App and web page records
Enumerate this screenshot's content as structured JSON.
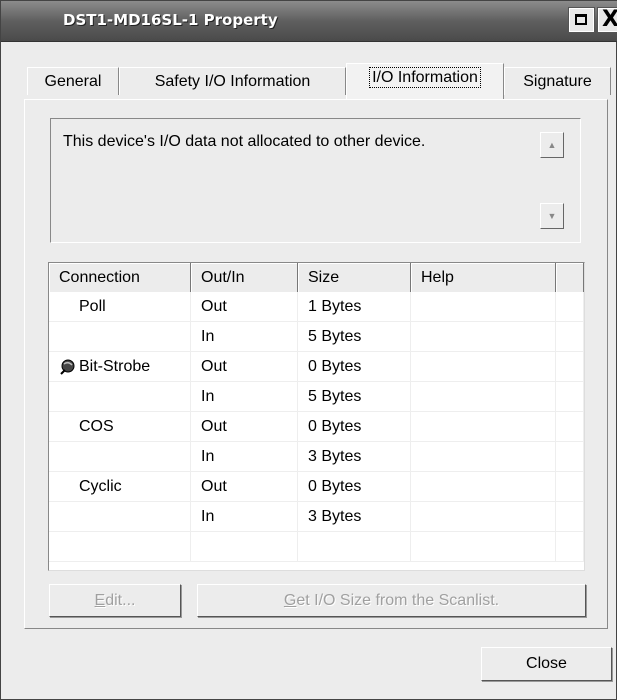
{
  "window": {
    "title": "DST1-MD16SL-1 Property",
    "close_glyph": "X"
  },
  "tabs": [
    {
      "label": "General"
    },
    {
      "label": "Safety I/O Information"
    },
    {
      "label": "I/O Information",
      "active": true
    },
    {
      "label": "Signature"
    }
  ],
  "message": "This device's I/O data not allocated to other device.",
  "grid": {
    "columns": [
      "Connection",
      "Out/In",
      "Size",
      "Help"
    ],
    "rows": [
      {
        "connection": "Poll",
        "direction": "Out",
        "size": "1 Bytes",
        "help": ""
      },
      {
        "connection": "",
        "direction": "In",
        "size": "5 Bytes",
        "help": ""
      },
      {
        "connection": "Bit-Strobe",
        "direction": "Out",
        "size": "0 Bytes",
        "help": "",
        "icon": "connection-status-icon"
      },
      {
        "connection": "",
        "direction": "In",
        "size": "5 Bytes",
        "help": ""
      },
      {
        "connection": "COS",
        "direction": "Out",
        "size": "0 Bytes",
        "help": ""
      },
      {
        "connection": "",
        "direction": "In",
        "size": "3 Bytes",
        "help": ""
      },
      {
        "connection": "Cyclic",
        "direction": "Out",
        "size": "0 Bytes",
        "help": ""
      },
      {
        "connection": "",
        "direction": "In",
        "size": "3 Bytes",
        "help": ""
      },
      {
        "connection": "",
        "direction": "",
        "size": "",
        "help": ""
      }
    ]
  },
  "buttons": {
    "edit_mnemonic": "E",
    "edit_rest": "dit...",
    "getsize_mnemonic": "G",
    "getsize_rest": "et I/O Size from the Scanlist.",
    "close": "Close"
  },
  "colors": {
    "titlebar": "#5f5f5f",
    "window_bg": "#ececec",
    "disabled_text": "#a0a0a0"
  }
}
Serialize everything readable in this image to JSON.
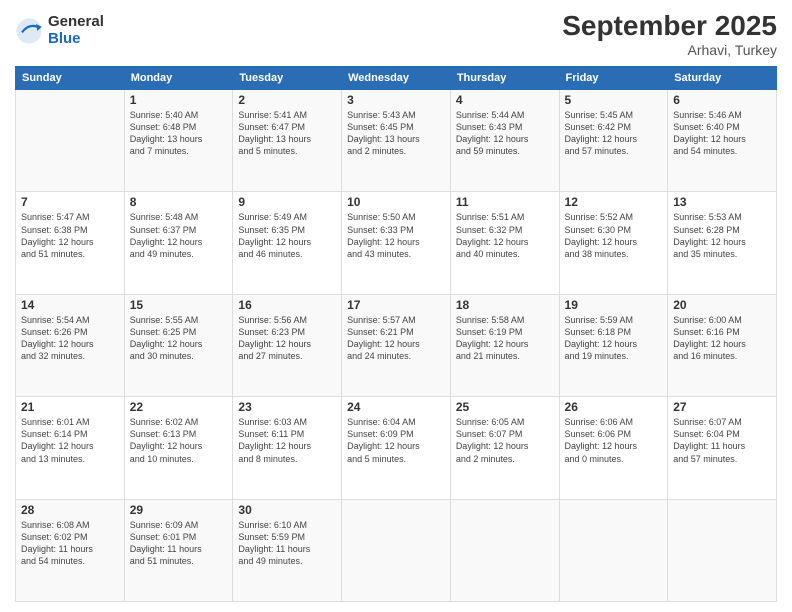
{
  "header": {
    "logo": {
      "general": "General",
      "blue": "Blue"
    },
    "month": "September 2025",
    "location": "Arhavi, Turkey"
  },
  "days_of_week": [
    "Sunday",
    "Monday",
    "Tuesday",
    "Wednesday",
    "Thursday",
    "Friday",
    "Saturday"
  ],
  "weeks": [
    [
      {
        "day": "",
        "info": ""
      },
      {
        "day": "1",
        "info": "Sunrise: 5:40 AM\nSunset: 6:48 PM\nDaylight: 13 hours\nand 7 minutes."
      },
      {
        "day": "2",
        "info": "Sunrise: 5:41 AM\nSunset: 6:47 PM\nDaylight: 13 hours\nand 5 minutes."
      },
      {
        "day": "3",
        "info": "Sunrise: 5:43 AM\nSunset: 6:45 PM\nDaylight: 13 hours\nand 2 minutes."
      },
      {
        "day": "4",
        "info": "Sunrise: 5:44 AM\nSunset: 6:43 PM\nDaylight: 12 hours\nand 59 minutes."
      },
      {
        "day": "5",
        "info": "Sunrise: 5:45 AM\nSunset: 6:42 PM\nDaylight: 12 hours\nand 57 minutes."
      },
      {
        "day": "6",
        "info": "Sunrise: 5:46 AM\nSunset: 6:40 PM\nDaylight: 12 hours\nand 54 minutes."
      }
    ],
    [
      {
        "day": "7",
        "info": "Sunrise: 5:47 AM\nSunset: 6:38 PM\nDaylight: 12 hours\nand 51 minutes."
      },
      {
        "day": "8",
        "info": "Sunrise: 5:48 AM\nSunset: 6:37 PM\nDaylight: 12 hours\nand 49 minutes."
      },
      {
        "day": "9",
        "info": "Sunrise: 5:49 AM\nSunset: 6:35 PM\nDaylight: 12 hours\nand 46 minutes."
      },
      {
        "day": "10",
        "info": "Sunrise: 5:50 AM\nSunset: 6:33 PM\nDaylight: 12 hours\nand 43 minutes."
      },
      {
        "day": "11",
        "info": "Sunrise: 5:51 AM\nSunset: 6:32 PM\nDaylight: 12 hours\nand 40 minutes."
      },
      {
        "day": "12",
        "info": "Sunrise: 5:52 AM\nSunset: 6:30 PM\nDaylight: 12 hours\nand 38 minutes."
      },
      {
        "day": "13",
        "info": "Sunrise: 5:53 AM\nSunset: 6:28 PM\nDaylight: 12 hours\nand 35 minutes."
      }
    ],
    [
      {
        "day": "14",
        "info": "Sunrise: 5:54 AM\nSunset: 6:26 PM\nDaylight: 12 hours\nand 32 minutes."
      },
      {
        "day": "15",
        "info": "Sunrise: 5:55 AM\nSunset: 6:25 PM\nDaylight: 12 hours\nand 30 minutes."
      },
      {
        "day": "16",
        "info": "Sunrise: 5:56 AM\nSunset: 6:23 PM\nDaylight: 12 hours\nand 27 minutes."
      },
      {
        "day": "17",
        "info": "Sunrise: 5:57 AM\nSunset: 6:21 PM\nDaylight: 12 hours\nand 24 minutes."
      },
      {
        "day": "18",
        "info": "Sunrise: 5:58 AM\nSunset: 6:19 PM\nDaylight: 12 hours\nand 21 minutes."
      },
      {
        "day": "19",
        "info": "Sunrise: 5:59 AM\nSunset: 6:18 PM\nDaylight: 12 hours\nand 19 minutes."
      },
      {
        "day": "20",
        "info": "Sunrise: 6:00 AM\nSunset: 6:16 PM\nDaylight: 12 hours\nand 16 minutes."
      }
    ],
    [
      {
        "day": "21",
        "info": "Sunrise: 6:01 AM\nSunset: 6:14 PM\nDaylight: 12 hours\nand 13 minutes."
      },
      {
        "day": "22",
        "info": "Sunrise: 6:02 AM\nSunset: 6:13 PM\nDaylight: 12 hours\nand 10 minutes."
      },
      {
        "day": "23",
        "info": "Sunrise: 6:03 AM\nSunset: 6:11 PM\nDaylight: 12 hours\nand 8 minutes."
      },
      {
        "day": "24",
        "info": "Sunrise: 6:04 AM\nSunset: 6:09 PM\nDaylight: 12 hours\nand 5 minutes."
      },
      {
        "day": "25",
        "info": "Sunrise: 6:05 AM\nSunset: 6:07 PM\nDaylight: 12 hours\nand 2 minutes."
      },
      {
        "day": "26",
        "info": "Sunrise: 6:06 AM\nSunset: 6:06 PM\nDaylight: 12 hours\nand 0 minutes."
      },
      {
        "day": "27",
        "info": "Sunrise: 6:07 AM\nSunset: 6:04 PM\nDaylight: 11 hours\nand 57 minutes."
      }
    ],
    [
      {
        "day": "28",
        "info": "Sunrise: 6:08 AM\nSunset: 6:02 PM\nDaylight: 11 hours\nand 54 minutes."
      },
      {
        "day": "29",
        "info": "Sunrise: 6:09 AM\nSunset: 6:01 PM\nDaylight: 11 hours\nand 51 minutes."
      },
      {
        "day": "30",
        "info": "Sunrise: 6:10 AM\nSunset: 5:59 PM\nDaylight: 11 hours\nand 49 minutes."
      },
      {
        "day": "",
        "info": ""
      },
      {
        "day": "",
        "info": ""
      },
      {
        "day": "",
        "info": ""
      },
      {
        "day": "",
        "info": ""
      }
    ]
  ]
}
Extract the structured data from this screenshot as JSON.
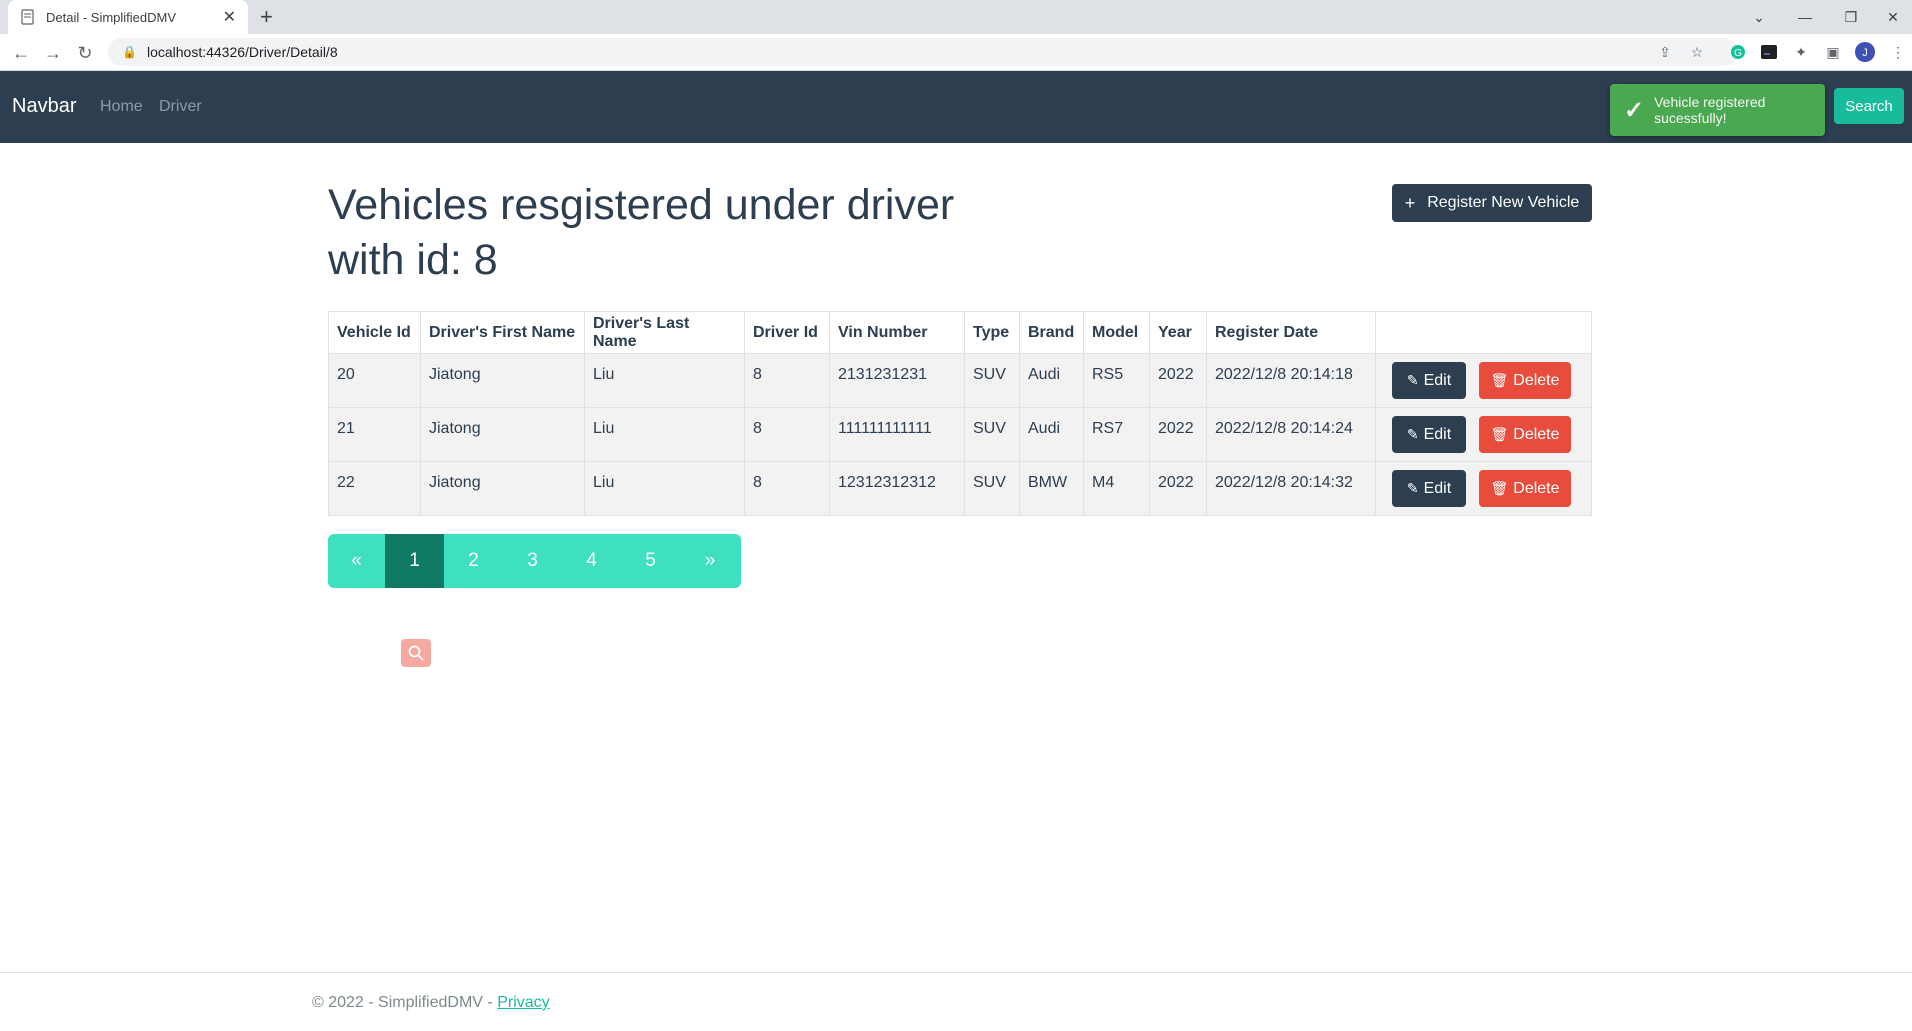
{
  "browser": {
    "tab_title": "Detail - SimplifiedDMV",
    "url": "localhost:44326/Driver/Detail/8",
    "profile_initial": "J"
  },
  "navbar": {
    "brand": "Navbar",
    "links": [
      "Home",
      "Driver"
    ],
    "search_label": "Search"
  },
  "toast": {
    "message": "Vehicle registered sucessfully!"
  },
  "page": {
    "title_line1": "Vehicles resgistered under driver",
    "title_line2": "with id: 8",
    "register_button": "Register New Vehicle"
  },
  "table": {
    "headers": [
      "Vehicle Id",
      "Driver's First Name",
      "Driver's Last Name",
      "Driver Id",
      "Vin Number",
      "Type",
      "Brand",
      "Model",
      "Year",
      "Register Date"
    ],
    "rows": [
      [
        "20",
        "Jiatong",
        "Liu",
        "8",
        "2131231231",
        "SUV",
        "Audi",
        "RS5",
        "2022",
        "2022/12/8 20:14:18"
      ],
      [
        "21",
        "Jiatong",
        "Liu",
        "8",
        "111111111111",
        "SUV",
        "Audi",
        "RS7",
        "2022",
        "2022/12/8 20:14:24"
      ],
      [
        "22",
        "Jiatong",
        "Liu",
        "8",
        "12312312312",
        "SUV",
        "BMW",
        "M4",
        "2022",
        "2022/12/8 20:14:32"
      ]
    ],
    "edit_label": "Edit",
    "delete_label": "Delete"
  },
  "pagination": {
    "prev": "«",
    "pages": [
      "1",
      "2",
      "3",
      "4",
      "5"
    ],
    "next": "»",
    "active": "1"
  },
  "footer": {
    "copyright": "© 2022 - SimplifiedDMV - ",
    "privacy": "Privacy"
  },
  "colors": {
    "primary": "#2c3e50",
    "success": "#18bc9c",
    "danger": "#e74c3c",
    "toast": "#4caf50"
  }
}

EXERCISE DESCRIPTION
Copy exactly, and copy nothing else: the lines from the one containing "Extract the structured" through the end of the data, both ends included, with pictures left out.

RESPONSE AREA
Extract the structured data from this screenshot as JSON.
{
  "browser": {
    "tab_title": "Detail - SimplifiedDMV",
    "url": "localhost:44326/Driver/Detail/8",
    "profile_initial": "J"
  },
  "navbar": {
    "brand": "Navbar",
    "links": [
      "Home",
      "Driver"
    ],
    "search_label": "Search"
  },
  "toast": {
    "message": "Vehicle registered sucessfully!"
  },
  "page": {
    "title_line1": "Vehicles resgistered under driver",
    "title_line2": "with id: 8",
    "register_button": "Register New Vehicle"
  },
  "table": {
    "headers": [
      "Vehicle Id",
      "Driver's First Name",
      "Driver's Last Name",
      "Driver Id",
      "Vin Number",
      "Type",
      "Brand",
      "Model",
      "Year",
      "Register Date"
    ],
    "rows": [
      [
        "20",
        "Jiatong",
        "Liu",
        "8",
        "2131231231",
        "SUV",
        "Audi",
        "RS5",
        "2022",
        "2022/12/8 20:14:18"
      ],
      [
        "21",
        "Jiatong",
        "Liu",
        "8",
        "111111111111",
        "SUV",
        "Audi",
        "RS7",
        "2022",
        "2022/12/8 20:14:24"
      ],
      [
        "22",
        "Jiatong",
        "Liu",
        "8",
        "12312312312",
        "SUV",
        "BMW",
        "M4",
        "2022",
        "2022/12/8 20:14:32"
      ]
    ],
    "edit_label": "Edit",
    "delete_label": "Delete"
  },
  "pagination": {
    "prev": "«",
    "pages": [
      "1",
      "2",
      "3",
      "4",
      "5"
    ],
    "next": "»",
    "active": "1"
  },
  "footer": {
    "copyright": "© 2022 - SimplifiedDMV - ",
    "privacy": "Privacy"
  },
  "colors": {
    "primary": "#2c3e50",
    "success": "#18bc9c",
    "danger": "#e74c3c",
    "toast": "#4caf50"
  }
}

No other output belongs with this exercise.